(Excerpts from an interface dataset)

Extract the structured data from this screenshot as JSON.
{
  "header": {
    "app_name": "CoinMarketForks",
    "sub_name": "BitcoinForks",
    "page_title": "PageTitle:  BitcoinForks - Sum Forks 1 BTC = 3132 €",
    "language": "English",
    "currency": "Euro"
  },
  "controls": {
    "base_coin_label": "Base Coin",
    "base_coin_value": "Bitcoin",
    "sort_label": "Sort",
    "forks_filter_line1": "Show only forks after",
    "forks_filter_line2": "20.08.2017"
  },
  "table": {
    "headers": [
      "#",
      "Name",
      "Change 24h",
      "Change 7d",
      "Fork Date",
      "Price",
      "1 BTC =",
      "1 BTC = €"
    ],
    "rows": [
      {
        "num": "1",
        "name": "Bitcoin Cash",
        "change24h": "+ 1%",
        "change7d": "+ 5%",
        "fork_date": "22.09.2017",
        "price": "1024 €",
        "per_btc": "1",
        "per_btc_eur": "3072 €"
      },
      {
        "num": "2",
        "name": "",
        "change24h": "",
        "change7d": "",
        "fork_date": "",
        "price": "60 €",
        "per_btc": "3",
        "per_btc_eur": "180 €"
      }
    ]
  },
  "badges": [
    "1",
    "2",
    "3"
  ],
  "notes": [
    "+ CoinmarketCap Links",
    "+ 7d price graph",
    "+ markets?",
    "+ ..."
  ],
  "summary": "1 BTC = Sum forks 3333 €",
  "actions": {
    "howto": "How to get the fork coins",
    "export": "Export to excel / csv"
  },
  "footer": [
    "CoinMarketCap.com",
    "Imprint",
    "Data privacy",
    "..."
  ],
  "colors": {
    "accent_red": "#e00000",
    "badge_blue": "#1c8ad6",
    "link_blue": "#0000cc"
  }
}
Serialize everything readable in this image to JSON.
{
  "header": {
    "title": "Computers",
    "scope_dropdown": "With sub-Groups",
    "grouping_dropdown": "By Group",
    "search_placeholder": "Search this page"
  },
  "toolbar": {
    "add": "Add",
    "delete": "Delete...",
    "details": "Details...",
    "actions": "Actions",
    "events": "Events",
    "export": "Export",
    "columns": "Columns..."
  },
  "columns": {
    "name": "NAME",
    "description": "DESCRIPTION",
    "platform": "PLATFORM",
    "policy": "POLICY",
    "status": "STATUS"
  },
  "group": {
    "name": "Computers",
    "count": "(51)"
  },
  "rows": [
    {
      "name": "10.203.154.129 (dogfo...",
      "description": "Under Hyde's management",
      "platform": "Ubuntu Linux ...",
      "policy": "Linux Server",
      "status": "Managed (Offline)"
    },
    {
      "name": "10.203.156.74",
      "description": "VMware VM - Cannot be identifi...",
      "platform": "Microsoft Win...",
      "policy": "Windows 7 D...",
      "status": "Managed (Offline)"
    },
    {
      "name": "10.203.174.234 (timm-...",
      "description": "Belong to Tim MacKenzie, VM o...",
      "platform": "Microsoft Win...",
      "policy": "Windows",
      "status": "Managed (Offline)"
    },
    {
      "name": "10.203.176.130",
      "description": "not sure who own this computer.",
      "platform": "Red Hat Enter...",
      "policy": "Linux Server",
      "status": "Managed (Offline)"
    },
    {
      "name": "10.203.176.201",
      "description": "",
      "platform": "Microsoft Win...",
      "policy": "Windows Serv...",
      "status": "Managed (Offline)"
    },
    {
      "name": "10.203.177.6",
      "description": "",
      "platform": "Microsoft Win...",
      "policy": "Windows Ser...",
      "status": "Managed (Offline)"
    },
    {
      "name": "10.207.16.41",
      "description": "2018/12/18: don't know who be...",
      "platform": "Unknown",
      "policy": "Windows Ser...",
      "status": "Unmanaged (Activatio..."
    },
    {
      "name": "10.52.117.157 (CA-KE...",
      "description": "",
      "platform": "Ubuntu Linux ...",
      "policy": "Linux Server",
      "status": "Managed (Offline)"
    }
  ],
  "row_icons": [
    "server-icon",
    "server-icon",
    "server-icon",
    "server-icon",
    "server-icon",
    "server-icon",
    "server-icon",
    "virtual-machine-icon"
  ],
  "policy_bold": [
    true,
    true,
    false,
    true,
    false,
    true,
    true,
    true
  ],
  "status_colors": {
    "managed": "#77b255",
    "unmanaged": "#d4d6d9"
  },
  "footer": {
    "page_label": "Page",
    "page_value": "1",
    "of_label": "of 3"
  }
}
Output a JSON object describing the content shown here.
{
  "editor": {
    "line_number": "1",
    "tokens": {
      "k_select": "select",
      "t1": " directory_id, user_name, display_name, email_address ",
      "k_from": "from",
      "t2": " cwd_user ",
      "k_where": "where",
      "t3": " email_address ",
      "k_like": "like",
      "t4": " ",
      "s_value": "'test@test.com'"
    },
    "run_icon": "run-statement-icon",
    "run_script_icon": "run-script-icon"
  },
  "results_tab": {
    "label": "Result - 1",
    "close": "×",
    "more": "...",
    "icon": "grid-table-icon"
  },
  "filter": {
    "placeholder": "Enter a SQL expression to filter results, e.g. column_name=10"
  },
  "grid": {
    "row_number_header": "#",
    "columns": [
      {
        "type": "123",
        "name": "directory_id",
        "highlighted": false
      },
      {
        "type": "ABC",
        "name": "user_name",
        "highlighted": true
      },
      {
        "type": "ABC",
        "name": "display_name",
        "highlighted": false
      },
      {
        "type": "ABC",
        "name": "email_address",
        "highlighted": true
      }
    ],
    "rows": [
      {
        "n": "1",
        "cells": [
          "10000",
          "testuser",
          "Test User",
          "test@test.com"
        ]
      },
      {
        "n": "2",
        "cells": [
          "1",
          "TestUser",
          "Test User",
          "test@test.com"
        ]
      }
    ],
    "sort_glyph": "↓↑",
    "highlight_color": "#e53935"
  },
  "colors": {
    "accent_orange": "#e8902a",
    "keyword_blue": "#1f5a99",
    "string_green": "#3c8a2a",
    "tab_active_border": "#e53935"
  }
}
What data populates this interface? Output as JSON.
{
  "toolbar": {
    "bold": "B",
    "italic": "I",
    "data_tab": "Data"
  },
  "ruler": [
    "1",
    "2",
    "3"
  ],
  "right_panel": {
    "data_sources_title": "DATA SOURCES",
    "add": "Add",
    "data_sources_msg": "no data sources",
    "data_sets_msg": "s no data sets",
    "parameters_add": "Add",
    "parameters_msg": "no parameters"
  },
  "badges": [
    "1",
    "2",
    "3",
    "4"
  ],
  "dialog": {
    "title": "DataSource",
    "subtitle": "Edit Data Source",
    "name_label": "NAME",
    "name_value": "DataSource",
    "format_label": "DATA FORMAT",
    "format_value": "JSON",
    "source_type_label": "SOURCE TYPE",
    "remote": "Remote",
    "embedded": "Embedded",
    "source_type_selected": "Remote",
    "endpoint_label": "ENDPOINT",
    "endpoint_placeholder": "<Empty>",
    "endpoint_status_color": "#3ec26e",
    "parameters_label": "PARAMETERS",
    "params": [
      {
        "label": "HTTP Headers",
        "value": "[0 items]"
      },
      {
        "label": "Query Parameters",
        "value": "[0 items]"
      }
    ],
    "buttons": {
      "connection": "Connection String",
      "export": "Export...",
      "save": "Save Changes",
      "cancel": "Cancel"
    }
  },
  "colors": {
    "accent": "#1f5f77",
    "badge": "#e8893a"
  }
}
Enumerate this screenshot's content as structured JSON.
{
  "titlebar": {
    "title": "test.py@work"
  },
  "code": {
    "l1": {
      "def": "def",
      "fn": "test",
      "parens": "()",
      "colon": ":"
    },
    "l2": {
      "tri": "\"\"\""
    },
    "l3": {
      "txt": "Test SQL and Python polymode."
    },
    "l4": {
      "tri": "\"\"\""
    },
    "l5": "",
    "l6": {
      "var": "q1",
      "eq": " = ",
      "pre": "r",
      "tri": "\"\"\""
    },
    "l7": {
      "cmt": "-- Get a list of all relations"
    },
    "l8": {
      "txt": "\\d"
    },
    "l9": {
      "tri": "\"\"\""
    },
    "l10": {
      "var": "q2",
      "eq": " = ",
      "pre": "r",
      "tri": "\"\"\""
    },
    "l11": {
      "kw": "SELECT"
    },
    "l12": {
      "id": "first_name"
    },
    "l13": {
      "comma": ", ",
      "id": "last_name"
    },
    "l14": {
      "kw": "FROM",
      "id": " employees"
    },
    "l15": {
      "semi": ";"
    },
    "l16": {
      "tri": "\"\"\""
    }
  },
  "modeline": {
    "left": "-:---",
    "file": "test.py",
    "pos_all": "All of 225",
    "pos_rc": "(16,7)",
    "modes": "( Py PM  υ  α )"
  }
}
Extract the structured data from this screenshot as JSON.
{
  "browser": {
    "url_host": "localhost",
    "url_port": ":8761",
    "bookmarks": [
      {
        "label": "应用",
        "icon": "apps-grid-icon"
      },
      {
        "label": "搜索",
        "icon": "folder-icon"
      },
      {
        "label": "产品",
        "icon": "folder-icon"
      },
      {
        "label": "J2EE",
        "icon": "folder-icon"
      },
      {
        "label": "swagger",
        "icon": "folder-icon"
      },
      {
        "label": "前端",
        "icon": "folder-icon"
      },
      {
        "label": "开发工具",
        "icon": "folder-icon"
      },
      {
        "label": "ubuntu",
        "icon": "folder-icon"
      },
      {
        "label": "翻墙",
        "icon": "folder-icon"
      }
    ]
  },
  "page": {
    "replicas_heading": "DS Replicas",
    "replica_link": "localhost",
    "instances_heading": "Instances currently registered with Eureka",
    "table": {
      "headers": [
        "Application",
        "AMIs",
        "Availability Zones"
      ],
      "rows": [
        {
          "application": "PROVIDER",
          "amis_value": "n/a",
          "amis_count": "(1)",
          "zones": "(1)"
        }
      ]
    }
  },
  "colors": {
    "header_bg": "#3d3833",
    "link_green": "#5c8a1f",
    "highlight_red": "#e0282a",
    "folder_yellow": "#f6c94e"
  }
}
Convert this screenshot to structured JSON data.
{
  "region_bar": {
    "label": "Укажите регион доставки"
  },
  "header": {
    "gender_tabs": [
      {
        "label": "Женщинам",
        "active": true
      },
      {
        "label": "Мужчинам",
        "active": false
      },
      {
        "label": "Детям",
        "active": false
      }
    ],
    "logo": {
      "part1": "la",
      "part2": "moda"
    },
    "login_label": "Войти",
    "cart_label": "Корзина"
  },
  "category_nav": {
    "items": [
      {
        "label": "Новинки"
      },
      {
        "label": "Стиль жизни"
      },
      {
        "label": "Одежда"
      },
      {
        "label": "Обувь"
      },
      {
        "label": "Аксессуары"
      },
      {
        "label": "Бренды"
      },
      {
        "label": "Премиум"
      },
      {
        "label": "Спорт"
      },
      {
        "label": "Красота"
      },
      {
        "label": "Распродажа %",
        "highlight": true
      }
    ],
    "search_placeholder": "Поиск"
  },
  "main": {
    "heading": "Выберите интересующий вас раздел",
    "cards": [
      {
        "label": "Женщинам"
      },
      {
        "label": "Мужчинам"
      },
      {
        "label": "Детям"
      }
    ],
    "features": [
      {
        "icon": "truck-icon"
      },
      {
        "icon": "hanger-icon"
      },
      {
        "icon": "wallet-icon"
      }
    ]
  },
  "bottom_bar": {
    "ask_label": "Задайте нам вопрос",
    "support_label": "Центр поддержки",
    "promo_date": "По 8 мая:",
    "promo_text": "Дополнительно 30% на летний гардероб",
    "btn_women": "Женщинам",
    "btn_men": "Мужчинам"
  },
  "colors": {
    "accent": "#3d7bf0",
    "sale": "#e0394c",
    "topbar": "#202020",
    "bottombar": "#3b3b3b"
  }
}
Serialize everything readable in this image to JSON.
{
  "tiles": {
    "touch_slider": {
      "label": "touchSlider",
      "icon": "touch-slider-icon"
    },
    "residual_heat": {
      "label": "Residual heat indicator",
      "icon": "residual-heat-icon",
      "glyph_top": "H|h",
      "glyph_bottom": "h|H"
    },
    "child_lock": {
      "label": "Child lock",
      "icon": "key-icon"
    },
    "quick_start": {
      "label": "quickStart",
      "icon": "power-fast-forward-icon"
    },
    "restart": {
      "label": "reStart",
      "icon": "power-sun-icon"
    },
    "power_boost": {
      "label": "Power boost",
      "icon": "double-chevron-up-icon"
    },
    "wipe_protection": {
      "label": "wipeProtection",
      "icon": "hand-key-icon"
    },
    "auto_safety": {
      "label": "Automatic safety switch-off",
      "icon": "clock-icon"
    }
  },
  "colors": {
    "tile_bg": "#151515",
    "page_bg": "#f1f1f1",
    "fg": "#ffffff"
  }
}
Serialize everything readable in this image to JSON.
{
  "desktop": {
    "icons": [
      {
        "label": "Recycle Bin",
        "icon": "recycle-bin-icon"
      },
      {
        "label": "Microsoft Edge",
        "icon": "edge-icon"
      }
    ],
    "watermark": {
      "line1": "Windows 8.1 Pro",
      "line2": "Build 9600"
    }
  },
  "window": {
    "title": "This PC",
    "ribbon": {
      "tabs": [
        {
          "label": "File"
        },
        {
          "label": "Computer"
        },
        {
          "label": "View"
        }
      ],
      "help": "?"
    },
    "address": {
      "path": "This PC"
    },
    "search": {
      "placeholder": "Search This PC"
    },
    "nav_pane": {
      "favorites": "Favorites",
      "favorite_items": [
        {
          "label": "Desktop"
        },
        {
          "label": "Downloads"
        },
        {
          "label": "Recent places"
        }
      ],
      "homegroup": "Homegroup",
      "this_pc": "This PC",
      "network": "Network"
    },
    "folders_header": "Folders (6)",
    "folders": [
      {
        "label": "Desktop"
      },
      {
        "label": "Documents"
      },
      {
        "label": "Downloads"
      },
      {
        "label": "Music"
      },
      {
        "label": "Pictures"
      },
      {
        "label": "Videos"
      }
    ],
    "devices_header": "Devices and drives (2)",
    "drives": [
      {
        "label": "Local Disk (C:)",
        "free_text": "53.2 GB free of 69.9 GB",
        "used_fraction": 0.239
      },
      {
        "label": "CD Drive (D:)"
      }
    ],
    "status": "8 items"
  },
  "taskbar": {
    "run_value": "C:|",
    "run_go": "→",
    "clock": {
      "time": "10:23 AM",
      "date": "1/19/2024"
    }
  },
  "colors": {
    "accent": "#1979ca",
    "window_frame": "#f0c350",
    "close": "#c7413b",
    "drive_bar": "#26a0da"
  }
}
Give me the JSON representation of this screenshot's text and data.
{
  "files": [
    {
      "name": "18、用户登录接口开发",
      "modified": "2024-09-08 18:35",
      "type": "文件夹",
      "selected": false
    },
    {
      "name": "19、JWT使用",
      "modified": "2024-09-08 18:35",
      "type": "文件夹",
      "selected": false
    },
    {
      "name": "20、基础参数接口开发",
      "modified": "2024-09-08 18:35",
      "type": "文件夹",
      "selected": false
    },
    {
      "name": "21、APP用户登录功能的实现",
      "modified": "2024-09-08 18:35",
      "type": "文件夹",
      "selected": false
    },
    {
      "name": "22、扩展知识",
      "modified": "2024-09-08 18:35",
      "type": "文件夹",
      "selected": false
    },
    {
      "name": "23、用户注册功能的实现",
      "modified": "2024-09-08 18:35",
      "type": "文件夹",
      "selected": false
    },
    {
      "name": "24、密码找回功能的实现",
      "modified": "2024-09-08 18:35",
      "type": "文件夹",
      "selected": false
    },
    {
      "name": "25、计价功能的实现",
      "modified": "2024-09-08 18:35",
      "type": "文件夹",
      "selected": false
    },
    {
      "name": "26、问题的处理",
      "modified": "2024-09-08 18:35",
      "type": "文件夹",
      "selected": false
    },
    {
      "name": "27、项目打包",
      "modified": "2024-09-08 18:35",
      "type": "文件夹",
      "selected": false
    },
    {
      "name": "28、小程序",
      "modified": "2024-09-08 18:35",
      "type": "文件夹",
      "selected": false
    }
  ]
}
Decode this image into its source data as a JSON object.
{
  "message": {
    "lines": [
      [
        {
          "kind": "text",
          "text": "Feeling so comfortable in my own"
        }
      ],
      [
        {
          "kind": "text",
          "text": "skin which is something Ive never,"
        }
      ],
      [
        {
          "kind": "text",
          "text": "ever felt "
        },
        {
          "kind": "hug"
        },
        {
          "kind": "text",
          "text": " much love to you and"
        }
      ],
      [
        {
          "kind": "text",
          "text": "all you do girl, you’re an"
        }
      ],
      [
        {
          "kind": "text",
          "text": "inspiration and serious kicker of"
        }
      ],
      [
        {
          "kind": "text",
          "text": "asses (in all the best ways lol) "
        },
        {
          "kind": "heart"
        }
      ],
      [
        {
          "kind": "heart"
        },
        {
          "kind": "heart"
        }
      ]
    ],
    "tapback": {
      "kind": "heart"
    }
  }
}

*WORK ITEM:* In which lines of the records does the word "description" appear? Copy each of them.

*WORKED SOLUTION:*
    "description": "DESCRIPTION",
      "description": "Under Hyde's management",
      "description": "VMware VM - Cannot be identifi...",
      "description": "Belong to Tim MacKenzie, VM o...",
      "description": "not sure who own this computer.",
      "description": "",
      "description": "",
      "description": "2018/12/18: don't know who be...",
      "description": "",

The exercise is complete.